• [Task input]
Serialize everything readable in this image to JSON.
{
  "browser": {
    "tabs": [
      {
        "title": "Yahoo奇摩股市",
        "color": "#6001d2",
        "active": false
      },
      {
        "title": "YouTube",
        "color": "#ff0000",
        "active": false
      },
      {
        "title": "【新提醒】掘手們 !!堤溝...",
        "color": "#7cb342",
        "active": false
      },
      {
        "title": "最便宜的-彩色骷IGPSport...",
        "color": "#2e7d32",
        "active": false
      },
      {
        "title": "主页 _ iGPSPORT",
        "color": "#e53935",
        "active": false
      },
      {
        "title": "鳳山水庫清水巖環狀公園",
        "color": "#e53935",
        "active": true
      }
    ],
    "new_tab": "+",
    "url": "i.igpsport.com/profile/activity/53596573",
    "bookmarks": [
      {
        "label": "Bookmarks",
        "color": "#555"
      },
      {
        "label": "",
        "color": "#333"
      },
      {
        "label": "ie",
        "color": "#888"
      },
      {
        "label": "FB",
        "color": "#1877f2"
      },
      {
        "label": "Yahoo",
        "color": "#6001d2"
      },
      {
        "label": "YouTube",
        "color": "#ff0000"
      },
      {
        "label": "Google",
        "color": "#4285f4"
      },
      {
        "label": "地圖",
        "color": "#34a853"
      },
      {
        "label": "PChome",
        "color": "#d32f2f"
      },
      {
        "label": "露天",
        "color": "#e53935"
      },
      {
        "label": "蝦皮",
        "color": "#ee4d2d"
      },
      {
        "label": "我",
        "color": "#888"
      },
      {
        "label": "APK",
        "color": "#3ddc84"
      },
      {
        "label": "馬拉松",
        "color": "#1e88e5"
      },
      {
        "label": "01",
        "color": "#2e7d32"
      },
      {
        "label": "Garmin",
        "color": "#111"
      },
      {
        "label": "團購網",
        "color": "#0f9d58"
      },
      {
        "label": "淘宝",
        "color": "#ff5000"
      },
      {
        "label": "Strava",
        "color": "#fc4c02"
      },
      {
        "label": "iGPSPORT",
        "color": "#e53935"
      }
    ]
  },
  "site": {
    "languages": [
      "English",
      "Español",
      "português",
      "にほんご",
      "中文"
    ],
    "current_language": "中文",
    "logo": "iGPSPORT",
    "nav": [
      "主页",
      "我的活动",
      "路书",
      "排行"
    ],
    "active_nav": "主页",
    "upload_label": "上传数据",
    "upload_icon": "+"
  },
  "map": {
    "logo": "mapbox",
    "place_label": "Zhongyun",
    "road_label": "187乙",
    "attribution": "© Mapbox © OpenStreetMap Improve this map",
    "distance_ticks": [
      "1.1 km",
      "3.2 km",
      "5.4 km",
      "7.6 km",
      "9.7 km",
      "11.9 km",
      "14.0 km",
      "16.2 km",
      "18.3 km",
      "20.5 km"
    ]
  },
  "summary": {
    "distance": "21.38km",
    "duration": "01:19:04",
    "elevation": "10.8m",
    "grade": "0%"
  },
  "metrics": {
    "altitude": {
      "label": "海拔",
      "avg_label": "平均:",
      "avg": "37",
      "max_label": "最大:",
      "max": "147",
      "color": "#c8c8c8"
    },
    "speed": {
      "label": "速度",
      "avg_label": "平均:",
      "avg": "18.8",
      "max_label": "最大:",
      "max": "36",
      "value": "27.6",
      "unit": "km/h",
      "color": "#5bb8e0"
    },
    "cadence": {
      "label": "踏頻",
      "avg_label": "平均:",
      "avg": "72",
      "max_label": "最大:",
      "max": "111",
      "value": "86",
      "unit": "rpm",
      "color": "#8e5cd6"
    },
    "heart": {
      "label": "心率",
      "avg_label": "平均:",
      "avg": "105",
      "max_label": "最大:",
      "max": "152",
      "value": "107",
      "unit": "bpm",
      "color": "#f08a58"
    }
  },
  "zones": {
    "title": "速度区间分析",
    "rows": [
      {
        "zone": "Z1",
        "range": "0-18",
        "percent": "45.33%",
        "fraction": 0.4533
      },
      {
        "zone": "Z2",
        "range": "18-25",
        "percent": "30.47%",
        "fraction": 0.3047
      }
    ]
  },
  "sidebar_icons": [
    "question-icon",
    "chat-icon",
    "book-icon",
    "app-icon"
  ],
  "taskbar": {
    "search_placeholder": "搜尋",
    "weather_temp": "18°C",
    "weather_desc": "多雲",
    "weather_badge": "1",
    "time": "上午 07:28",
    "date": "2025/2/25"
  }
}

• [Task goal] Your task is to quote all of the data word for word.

• [Exercise output]
Serialize everything readable in this image to JSON.
{
  "browser": {
    "tabs": [
      {
        "title": "Yahoo奇摩股市",
        "color": "#6001d2",
        "active": false
      },
      {
        "title": "YouTube",
        "color": "#ff0000",
        "active": false
      },
      {
        "title": "【新提醒】掘手們 !!堤溝...",
        "color": "#7cb342",
        "active": false
      },
      {
        "title": "最便宜的-彩色骷IGPSport...",
        "color": "#2e7d32",
        "active": false
      },
      {
        "title": "主页 _ iGPSPORT",
        "color": "#e53935",
        "active": false
      },
      {
        "title": "鳳山水庫清水巖環狀公園",
        "color": "#e53935",
        "active": true
      }
    ],
    "new_tab": "+",
    "url": "i.igpsport.com/profile/activity/53596573",
    "bookmarks": [
      {
        "label": "Bookmarks",
        "color": "#555"
      },
      {
        "label": "",
        "color": "#333"
      },
      {
        "label": "ie",
        "color": "#888"
      },
      {
        "label": "FB",
        "color": "#1877f2"
      },
      {
        "label": "Yahoo",
        "color": "#6001d2"
      },
      {
        "label": "YouTube",
        "color": "#ff0000"
      },
      {
        "label": "Google",
        "color": "#4285f4"
      },
      {
        "label": "地圖",
        "color": "#34a853"
      },
      {
        "label": "PChome",
        "color": "#d32f2f"
      },
      {
        "label": "露天",
        "color": "#e53935"
      },
      {
        "label": "蝦皮",
        "color": "#ee4d2d"
      },
      {
        "label": "我",
        "color": "#888"
      },
      {
        "label": "APK",
        "color": "#3ddc84"
      },
      {
        "label": "馬拉松",
        "color": "#1e88e5"
      },
      {
        "label": "01",
        "color": "#2e7d32"
      },
      {
        "label": "Garmin",
        "color": "#111"
      },
      {
        "label": "團購網",
        "color": "#0f9d58"
      },
      {
        "label": "淘宝",
        "color": "#ff5000"
      },
      {
        "label": "Strava",
        "color": "#fc4c02"
      },
      {
        "label": "iGPSPORT",
        "color": "#e53935"
      }
    ]
  },
  "site": {
    "languages": [
      "English",
      "Español",
      "português",
      "にほんご",
      "中文"
    ],
    "current_language": "中文",
    "logo": "iGPSPORT",
    "nav": [
      "主页",
      "我的活动",
      "路书",
      "排行"
    ],
    "active_nav": "主页",
    "upload_label": "上传数据",
    "upload_icon": "+"
  },
  "map": {
    "logo": "mapbox",
    "place_label": "Zhongyun",
    "road_label": "187乙",
    "attribution": "© Mapbox © OpenStreetMap Improve this map",
    "distance_ticks": [
      "1.1 km",
      "3.2 km",
      "5.4 km",
      "7.6 km",
      "9.7 km",
      "11.9 km",
      "14.0 km",
      "16.2 km",
      "18.3 km",
      "20.5 km"
    ]
  },
  "summary": {
    "distance": "21.38km",
    "duration": "01:19:04",
    "elevation": "10.8m",
    "grade": "0%"
  },
  "metrics": {
    "altitude": {
      "label": "海拔",
      "avg_label": "平均:",
      "avg": "37",
      "max_label": "最大:",
      "max": "147",
      "color": "#c8c8c8"
    },
    "speed": {
      "label": "速度",
      "avg_label": "平均:",
      "avg": "18.8",
      "max_label": "最大:",
      "max": "36",
      "value": "27.6",
      "unit": "km/h",
      "color": "#5bb8e0"
    },
    "cadence": {
      "label": "踏頻",
      "avg_label": "平均:",
      "avg": "72",
      "max_label": "最大:",
      "max": "111",
      "value": "86",
      "unit": "rpm",
      "color": "#8e5cd6"
    },
    "heart": {
      "label": "心率",
      "avg_label": "平均:",
      "avg": "105",
      "max_label": "最大:",
      "max": "152",
      "value": "107",
      "unit": "bpm",
      "color": "#f08a58"
    }
  },
  "zones": {
    "title": "速度区间分析",
    "rows": [
      {
        "zone": "Z1",
        "range": "0-18",
        "percent": "45.33%",
        "fraction": 0.4533
      },
      {
        "zone": "Z2",
        "range": "18-25",
        "percent": "30.47%",
        "fraction": 0.3047
      }
    ]
  },
  "sidebar_icons": [
    "question-icon",
    "chat-icon",
    "book-icon",
    "app-icon"
  ],
  "taskbar": {
    "search_placeholder": "搜尋",
    "weather_temp": "18°C",
    "weather_desc": "多雲",
    "weather_badge": "1",
    "time": "上午 07:28",
    "date": "2025/2/25"
  }
}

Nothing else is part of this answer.